The AP obtained a copy from a second federal official who was not authorized to release it. The guidance was described in AP stories last week, prior to the White House decision to shelve it.
The Trump administration has been closely controlling the release of guidance and information during the pandemic spurred by a new coronavirus that scientists are still trying to understand, with the President himself leading freewheeling daily briefings until last week, AP adds.
Traditionally, it’s been the CDC’s role to give the public and local officials guidance and science-based information during public health crises. During this one, however, the CDC has not had a regular, pandemic-related news briefing in nearly two months.

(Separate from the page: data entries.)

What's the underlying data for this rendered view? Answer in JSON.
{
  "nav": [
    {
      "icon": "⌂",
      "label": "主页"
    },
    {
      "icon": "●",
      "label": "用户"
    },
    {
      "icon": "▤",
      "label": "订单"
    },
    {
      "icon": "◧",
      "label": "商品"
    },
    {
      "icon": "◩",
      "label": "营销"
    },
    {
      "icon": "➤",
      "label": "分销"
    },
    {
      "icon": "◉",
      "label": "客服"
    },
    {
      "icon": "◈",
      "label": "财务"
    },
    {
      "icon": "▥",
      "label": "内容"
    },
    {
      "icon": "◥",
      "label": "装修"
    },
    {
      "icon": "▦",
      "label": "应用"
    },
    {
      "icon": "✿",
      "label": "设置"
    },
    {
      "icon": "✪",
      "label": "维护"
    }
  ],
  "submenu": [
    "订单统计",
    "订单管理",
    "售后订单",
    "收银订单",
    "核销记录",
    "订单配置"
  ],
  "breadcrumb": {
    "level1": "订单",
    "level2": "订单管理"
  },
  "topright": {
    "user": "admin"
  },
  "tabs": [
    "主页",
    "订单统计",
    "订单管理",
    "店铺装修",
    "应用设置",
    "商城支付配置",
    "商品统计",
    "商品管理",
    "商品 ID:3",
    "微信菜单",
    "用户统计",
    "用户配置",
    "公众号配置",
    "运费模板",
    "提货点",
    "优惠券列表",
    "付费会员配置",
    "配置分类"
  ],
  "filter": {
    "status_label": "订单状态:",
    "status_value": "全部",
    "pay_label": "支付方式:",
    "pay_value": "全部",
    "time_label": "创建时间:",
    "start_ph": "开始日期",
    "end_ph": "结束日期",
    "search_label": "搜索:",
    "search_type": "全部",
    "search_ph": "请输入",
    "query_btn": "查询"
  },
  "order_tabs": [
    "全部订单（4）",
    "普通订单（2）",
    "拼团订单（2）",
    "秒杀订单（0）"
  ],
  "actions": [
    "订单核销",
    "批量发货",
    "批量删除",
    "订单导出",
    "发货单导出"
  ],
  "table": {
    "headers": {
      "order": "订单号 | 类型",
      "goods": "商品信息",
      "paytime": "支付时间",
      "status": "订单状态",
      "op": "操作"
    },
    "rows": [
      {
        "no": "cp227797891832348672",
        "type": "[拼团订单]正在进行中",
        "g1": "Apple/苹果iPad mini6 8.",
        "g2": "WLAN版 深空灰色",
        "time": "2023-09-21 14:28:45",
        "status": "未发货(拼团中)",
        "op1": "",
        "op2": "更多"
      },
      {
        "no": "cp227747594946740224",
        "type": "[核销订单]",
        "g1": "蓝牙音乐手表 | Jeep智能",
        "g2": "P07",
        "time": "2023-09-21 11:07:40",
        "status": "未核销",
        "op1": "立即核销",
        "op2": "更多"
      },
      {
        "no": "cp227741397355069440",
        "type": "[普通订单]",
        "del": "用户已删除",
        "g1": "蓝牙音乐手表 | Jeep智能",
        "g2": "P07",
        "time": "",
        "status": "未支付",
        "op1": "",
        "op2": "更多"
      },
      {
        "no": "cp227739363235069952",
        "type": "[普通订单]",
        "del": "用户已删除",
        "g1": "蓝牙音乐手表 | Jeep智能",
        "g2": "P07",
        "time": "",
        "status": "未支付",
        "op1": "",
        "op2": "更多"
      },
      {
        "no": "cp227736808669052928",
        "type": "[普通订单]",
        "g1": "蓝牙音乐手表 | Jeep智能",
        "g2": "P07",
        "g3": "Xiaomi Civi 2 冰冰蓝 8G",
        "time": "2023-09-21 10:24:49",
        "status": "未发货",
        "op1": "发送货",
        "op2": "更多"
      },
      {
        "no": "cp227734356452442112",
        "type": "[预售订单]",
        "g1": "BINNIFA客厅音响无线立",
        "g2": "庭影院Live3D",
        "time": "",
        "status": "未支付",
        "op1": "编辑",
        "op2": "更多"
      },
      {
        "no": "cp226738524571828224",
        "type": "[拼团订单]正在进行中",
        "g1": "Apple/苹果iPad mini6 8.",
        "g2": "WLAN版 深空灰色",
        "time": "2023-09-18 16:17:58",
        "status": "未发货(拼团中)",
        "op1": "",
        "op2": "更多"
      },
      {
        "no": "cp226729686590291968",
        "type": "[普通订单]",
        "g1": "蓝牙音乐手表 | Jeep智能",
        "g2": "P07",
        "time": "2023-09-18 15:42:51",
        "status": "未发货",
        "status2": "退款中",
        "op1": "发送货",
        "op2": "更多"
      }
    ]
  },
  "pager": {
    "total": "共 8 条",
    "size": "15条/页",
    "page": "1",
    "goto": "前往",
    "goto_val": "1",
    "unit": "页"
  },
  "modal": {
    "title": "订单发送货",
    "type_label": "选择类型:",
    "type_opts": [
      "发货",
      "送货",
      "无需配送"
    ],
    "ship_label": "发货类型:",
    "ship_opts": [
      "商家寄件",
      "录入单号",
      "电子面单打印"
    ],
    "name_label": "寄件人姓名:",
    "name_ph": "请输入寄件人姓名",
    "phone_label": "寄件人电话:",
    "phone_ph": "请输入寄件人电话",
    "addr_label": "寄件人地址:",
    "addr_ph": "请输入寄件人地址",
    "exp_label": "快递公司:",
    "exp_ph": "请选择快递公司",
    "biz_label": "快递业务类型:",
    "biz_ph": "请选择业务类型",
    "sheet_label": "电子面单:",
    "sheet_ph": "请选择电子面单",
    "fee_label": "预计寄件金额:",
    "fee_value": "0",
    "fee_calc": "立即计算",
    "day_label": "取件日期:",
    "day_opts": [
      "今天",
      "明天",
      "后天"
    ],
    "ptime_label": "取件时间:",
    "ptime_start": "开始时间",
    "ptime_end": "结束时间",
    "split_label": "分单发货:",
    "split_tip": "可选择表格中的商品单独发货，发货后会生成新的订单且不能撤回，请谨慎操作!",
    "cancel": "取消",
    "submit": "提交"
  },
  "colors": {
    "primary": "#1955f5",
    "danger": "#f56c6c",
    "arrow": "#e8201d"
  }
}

CDC Director Dr. Robert Redfield has been a member of the White House coronavirus task force, but largely absent from public appearances.
The dearth of real-time, public information from the nation’s experts has struck many current and former government health officials as dangerous.
“CDC has always been the public health agency Americans turn to in a time of crisis,” said Dr. Howard Koh, a Harvard professor and former health official in the Obama administration during the H1N1 swine flu pandemic in 2009. “The standard in a crisis is to turn to them for the latest data and latest guidance and the latest press briefing. That has not occurred, and everyone sees that.”
The Trump administration has instead sought to put the onus on states to handle COVID-19 response. This approach to managing the pandemic has been reflected in President Donald Trump’s public statements, from the assertion that he isn’t responsible for the country’s lackluster early testing efforts, to his description last week of the federal government’s role as a “supplier of last resort” for states in need of testing aid.
White House spokeswoman Kayleigh McEnany echoed at a briefing Wednesday: “We’ve consulted individually with states, but as I said, it’s (a) governor-led effort. It’s a state-led effort on … which the federal government will consult. And we do so each and every day.”
The rejected reopening guidance was described by one of the federal officials as a touchstone document that was to be used as a blueprint for other groups inside the CDC who are creating the same type of instructional materials for other facilities.